Being online can also be key to gaining other types of exposure. For example it is much easier to get a magazine to profile you if you have a ready way for them to look at your work. Likewise even publicity to support some other thing, such as a physical exhibition or an interesting project, is more likely to get into print if the journalist can go look at more of your work online. Similarly other websites, such as DIMi, and bloggers will profile artists and photographers but only if it is easy for them to do. Plus of course you get far more exposure from any of the above if they mention your own website, as people will go and look.

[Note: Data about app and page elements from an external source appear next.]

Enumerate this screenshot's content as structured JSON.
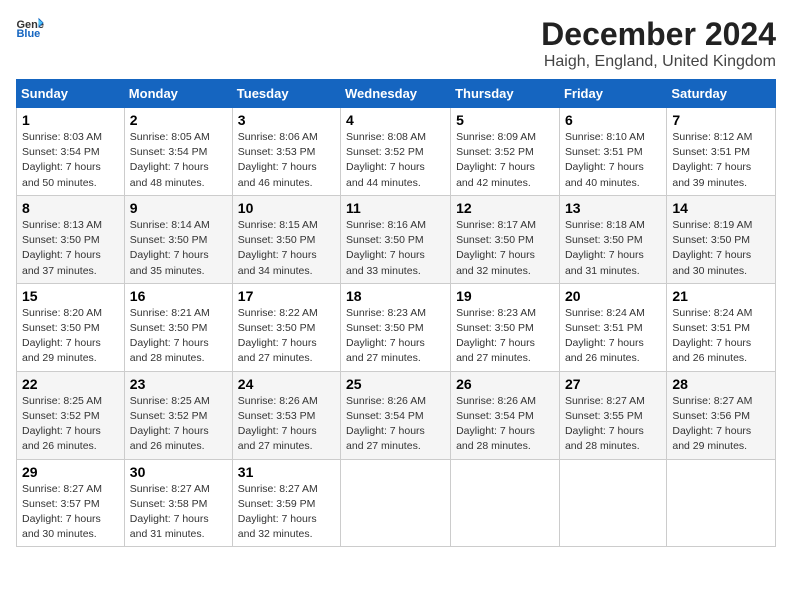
{
  "logo": {
    "text_general": "General",
    "text_blue": "Blue"
  },
  "title": "December 2024",
  "location": "Haigh, England, United Kingdom",
  "days_of_week": [
    "Sunday",
    "Monday",
    "Tuesday",
    "Wednesday",
    "Thursday",
    "Friday",
    "Saturday"
  ],
  "weeks": [
    [
      {
        "day": 1,
        "sunrise": "8:03 AM",
        "sunset": "3:54 PM",
        "daylight": "7 hours and 50 minutes."
      },
      {
        "day": 2,
        "sunrise": "8:05 AM",
        "sunset": "3:54 PM",
        "daylight": "7 hours and 48 minutes."
      },
      {
        "day": 3,
        "sunrise": "8:06 AM",
        "sunset": "3:53 PM",
        "daylight": "7 hours and 46 minutes."
      },
      {
        "day": 4,
        "sunrise": "8:08 AM",
        "sunset": "3:52 PM",
        "daylight": "7 hours and 44 minutes."
      },
      {
        "day": 5,
        "sunrise": "8:09 AM",
        "sunset": "3:52 PM",
        "daylight": "7 hours and 42 minutes."
      },
      {
        "day": 6,
        "sunrise": "8:10 AM",
        "sunset": "3:51 PM",
        "daylight": "7 hours and 40 minutes."
      },
      {
        "day": 7,
        "sunrise": "8:12 AM",
        "sunset": "3:51 PM",
        "daylight": "7 hours and 39 minutes."
      }
    ],
    [
      {
        "day": 8,
        "sunrise": "8:13 AM",
        "sunset": "3:50 PM",
        "daylight": "7 hours and 37 minutes."
      },
      {
        "day": 9,
        "sunrise": "8:14 AM",
        "sunset": "3:50 PM",
        "daylight": "7 hours and 35 minutes."
      },
      {
        "day": 10,
        "sunrise": "8:15 AM",
        "sunset": "3:50 PM",
        "daylight": "7 hours and 34 minutes."
      },
      {
        "day": 11,
        "sunrise": "8:16 AM",
        "sunset": "3:50 PM",
        "daylight": "7 hours and 33 minutes."
      },
      {
        "day": 12,
        "sunrise": "8:17 AM",
        "sunset": "3:50 PM",
        "daylight": "7 hours and 32 minutes."
      },
      {
        "day": 13,
        "sunrise": "8:18 AM",
        "sunset": "3:50 PM",
        "daylight": "7 hours and 31 minutes."
      },
      {
        "day": 14,
        "sunrise": "8:19 AM",
        "sunset": "3:50 PM",
        "daylight": "7 hours and 30 minutes."
      }
    ],
    [
      {
        "day": 15,
        "sunrise": "8:20 AM",
        "sunset": "3:50 PM",
        "daylight": "7 hours and 29 minutes."
      },
      {
        "day": 16,
        "sunrise": "8:21 AM",
        "sunset": "3:50 PM",
        "daylight": "7 hours and 28 minutes."
      },
      {
        "day": 17,
        "sunrise": "8:22 AM",
        "sunset": "3:50 PM",
        "daylight": "7 hours and 27 minutes."
      },
      {
        "day": 18,
        "sunrise": "8:23 AM",
        "sunset": "3:50 PM",
        "daylight": "7 hours and 27 minutes."
      },
      {
        "day": 19,
        "sunrise": "8:23 AM",
        "sunset": "3:50 PM",
        "daylight": "7 hours and 27 minutes."
      },
      {
        "day": 20,
        "sunrise": "8:24 AM",
        "sunset": "3:51 PM",
        "daylight": "7 hours and 26 minutes."
      },
      {
        "day": 21,
        "sunrise": "8:24 AM",
        "sunset": "3:51 PM",
        "daylight": "7 hours and 26 minutes."
      }
    ],
    [
      {
        "day": 22,
        "sunrise": "8:25 AM",
        "sunset": "3:52 PM",
        "daylight": "7 hours and 26 minutes."
      },
      {
        "day": 23,
        "sunrise": "8:25 AM",
        "sunset": "3:52 PM",
        "daylight": "7 hours and 26 minutes."
      },
      {
        "day": 24,
        "sunrise": "8:26 AM",
        "sunset": "3:53 PM",
        "daylight": "7 hours and 27 minutes."
      },
      {
        "day": 25,
        "sunrise": "8:26 AM",
        "sunset": "3:54 PM",
        "daylight": "7 hours and 27 minutes."
      },
      {
        "day": 26,
        "sunrise": "8:26 AM",
        "sunset": "3:54 PM",
        "daylight": "7 hours and 28 minutes."
      },
      {
        "day": 27,
        "sunrise": "8:27 AM",
        "sunset": "3:55 PM",
        "daylight": "7 hours and 28 minutes."
      },
      {
        "day": 28,
        "sunrise": "8:27 AM",
        "sunset": "3:56 PM",
        "daylight": "7 hours and 29 minutes."
      }
    ],
    [
      {
        "day": 29,
        "sunrise": "8:27 AM",
        "sunset": "3:57 PM",
        "daylight": "7 hours and 30 minutes."
      },
      {
        "day": 30,
        "sunrise": "8:27 AM",
        "sunset": "3:58 PM",
        "daylight": "7 hours and 31 minutes."
      },
      {
        "day": 31,
        "sunrise": "8:27 AM",
        "sunset": "3:59 PM",
        "daylight": "7 hours and 32 minutes."
      },
      null,
      null,
      null,
      null
    ]
  ]
}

The major caveat I mentioned earlier is that, by itself, a website does nothing. It is just a tool. If you do not use it fully or exploit its full potential then it will achieve nothing. People will not find your website by itself. On any likely topic there are so many websites that, if people Google, your site may not be listed before the 10th page, and few people bother to go that far. So you must build relationships with other sites, have your site address on your business cards, all brochures and stationary, send out PR material (press releases) and maybe even display it on your car (what better mobile billboard, and you have already paid for it).

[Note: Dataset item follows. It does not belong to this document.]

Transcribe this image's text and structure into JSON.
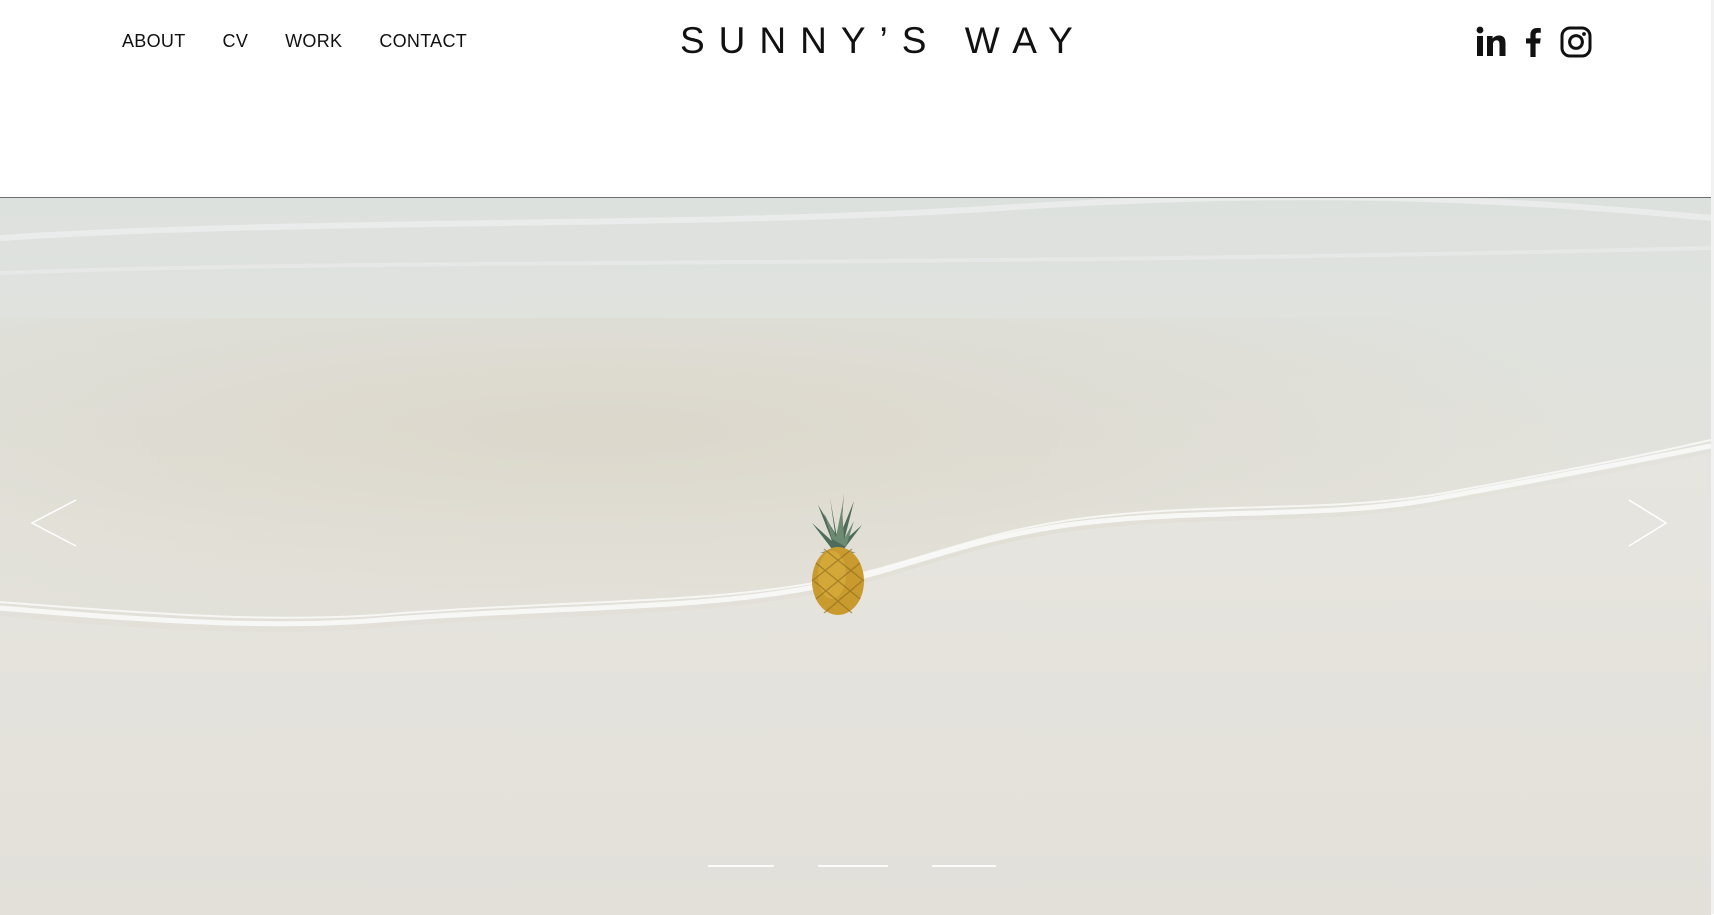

What follows is a step-by-step sequence to success.

Register a Domain Name
A domain name, such as www.dimagemaker.com or cosshall.com (the www part is not really part of the domain name and is optional in all modern browsers) is your site’s address on the Internet.

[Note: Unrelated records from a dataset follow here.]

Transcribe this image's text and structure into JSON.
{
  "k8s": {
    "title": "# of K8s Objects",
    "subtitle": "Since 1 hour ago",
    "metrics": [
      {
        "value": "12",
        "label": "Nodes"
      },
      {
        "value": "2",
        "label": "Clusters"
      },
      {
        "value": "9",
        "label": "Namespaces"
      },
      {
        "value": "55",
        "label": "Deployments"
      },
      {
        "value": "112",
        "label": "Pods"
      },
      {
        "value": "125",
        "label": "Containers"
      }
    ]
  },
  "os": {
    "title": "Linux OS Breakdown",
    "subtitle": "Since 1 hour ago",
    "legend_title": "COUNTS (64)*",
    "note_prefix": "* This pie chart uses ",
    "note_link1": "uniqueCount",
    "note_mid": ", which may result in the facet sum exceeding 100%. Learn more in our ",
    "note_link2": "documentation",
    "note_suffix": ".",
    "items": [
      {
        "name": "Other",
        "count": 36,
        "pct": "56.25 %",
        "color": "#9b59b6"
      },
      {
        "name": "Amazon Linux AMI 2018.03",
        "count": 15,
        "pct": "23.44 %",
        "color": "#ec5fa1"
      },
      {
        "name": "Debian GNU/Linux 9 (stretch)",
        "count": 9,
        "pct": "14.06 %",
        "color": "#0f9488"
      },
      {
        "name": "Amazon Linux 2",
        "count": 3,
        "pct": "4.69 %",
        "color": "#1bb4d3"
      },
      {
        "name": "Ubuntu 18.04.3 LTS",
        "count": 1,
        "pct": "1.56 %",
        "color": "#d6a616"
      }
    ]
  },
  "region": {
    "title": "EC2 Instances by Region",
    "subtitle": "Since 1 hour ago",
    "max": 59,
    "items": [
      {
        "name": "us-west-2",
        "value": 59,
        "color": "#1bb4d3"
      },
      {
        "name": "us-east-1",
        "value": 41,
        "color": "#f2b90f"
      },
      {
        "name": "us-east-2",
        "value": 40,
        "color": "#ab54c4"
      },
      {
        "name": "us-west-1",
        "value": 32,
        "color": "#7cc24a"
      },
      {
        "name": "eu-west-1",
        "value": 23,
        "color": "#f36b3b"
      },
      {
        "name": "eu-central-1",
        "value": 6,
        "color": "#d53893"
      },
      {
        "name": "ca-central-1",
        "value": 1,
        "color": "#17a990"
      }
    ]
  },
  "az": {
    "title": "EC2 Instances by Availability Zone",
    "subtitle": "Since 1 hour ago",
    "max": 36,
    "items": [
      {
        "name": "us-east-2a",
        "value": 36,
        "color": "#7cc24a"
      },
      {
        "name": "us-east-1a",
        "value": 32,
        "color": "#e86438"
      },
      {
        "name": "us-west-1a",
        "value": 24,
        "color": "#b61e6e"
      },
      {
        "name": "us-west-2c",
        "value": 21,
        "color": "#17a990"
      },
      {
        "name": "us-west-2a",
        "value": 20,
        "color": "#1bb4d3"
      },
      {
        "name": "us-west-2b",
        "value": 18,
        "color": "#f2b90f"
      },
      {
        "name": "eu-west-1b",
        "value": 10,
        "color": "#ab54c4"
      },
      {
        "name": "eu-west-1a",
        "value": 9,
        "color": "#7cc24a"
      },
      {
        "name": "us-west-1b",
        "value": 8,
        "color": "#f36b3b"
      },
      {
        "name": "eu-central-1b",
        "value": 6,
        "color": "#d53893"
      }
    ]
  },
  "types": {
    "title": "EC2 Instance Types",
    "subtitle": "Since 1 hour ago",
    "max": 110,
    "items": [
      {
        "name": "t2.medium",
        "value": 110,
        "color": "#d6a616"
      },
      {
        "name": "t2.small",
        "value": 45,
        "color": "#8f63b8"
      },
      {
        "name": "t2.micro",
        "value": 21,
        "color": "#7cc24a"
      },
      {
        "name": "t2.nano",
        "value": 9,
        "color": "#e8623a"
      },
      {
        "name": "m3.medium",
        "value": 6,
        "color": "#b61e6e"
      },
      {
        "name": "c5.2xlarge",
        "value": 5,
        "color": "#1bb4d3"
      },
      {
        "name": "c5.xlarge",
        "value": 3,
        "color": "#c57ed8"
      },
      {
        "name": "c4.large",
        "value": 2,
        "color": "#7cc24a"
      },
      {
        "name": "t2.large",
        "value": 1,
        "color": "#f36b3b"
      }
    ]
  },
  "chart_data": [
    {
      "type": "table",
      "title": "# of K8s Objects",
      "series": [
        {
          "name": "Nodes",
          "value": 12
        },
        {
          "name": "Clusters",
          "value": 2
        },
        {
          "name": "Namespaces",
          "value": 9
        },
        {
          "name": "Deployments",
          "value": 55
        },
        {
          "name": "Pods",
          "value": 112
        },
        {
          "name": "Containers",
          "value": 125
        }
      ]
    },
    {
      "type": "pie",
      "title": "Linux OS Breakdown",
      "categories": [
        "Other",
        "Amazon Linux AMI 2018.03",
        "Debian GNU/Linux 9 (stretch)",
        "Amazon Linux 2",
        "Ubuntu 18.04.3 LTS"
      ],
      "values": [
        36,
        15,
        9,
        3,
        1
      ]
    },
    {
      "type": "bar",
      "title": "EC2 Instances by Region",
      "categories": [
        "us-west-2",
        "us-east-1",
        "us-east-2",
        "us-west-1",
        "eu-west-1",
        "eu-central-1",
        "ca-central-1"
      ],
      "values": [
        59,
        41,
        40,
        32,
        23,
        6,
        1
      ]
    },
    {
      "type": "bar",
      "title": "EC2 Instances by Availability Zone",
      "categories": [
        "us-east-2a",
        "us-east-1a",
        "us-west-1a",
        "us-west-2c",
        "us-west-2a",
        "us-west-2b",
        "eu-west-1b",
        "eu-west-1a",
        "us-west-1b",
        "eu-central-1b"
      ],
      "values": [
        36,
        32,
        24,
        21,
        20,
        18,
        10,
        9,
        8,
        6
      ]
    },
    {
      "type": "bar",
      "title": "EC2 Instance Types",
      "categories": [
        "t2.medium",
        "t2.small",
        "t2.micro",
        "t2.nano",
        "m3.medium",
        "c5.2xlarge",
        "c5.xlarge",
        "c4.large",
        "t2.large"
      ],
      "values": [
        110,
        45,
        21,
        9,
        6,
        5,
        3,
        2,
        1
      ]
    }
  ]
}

At one level it really does not matter what the domain name is. It doesn’t have to be meaningful. However it does provide an opportunity to start the marketing and branding right up front. So a meaningful and descriptive one is useful, if you can get it. Something like www.joeblowphotography.com or www.sallysorensonart.net instantly says something about your business. On the other hand it can instantly label your car for robbery if displayed on the back, as it probably should be, so you need to think it through.

Domain names should be easy to say to someone over the phone. You will do a lot of that and you want it to be something that is easy for people to get right. This also helps with people remembering the domain name if they see it somewhere but don’t write it down.

Don’t always be tempted to take a free domain name as part of your hosting account (see below). Many do offer a free domain with a new hosting account and many of these will do the right thing by you. But I have also see and experienced problems. The classic problem is having difficulty getting them to release the domain name when you want to move to a new host. It can always usually be done but it can greatly slow this process down and cause huge headaches. Also weird things happen. A friend of mine made use of an offer his hosting company had of a free three month hosting extension when you refer someone else. They extending his hosting but forgot to renew his domain at the required time. It got snapped up by a Chinese co-artist who then wanted serious money to give it back.

The best and safest way is to go to a major domain registrar and do it yourself. That way you will be given the registry key directly (essential for moving the domain, etc) and have a login account with the registrar to use when you change hosting companies or whatever. Plus they will directly contact you when your domain needs renewal, which is usually yearly except for some national ones, such as Australian .com.au and .net.au where you pay for two years at a time. Note: some hosting companies will do this for you and provide you will all the details properly.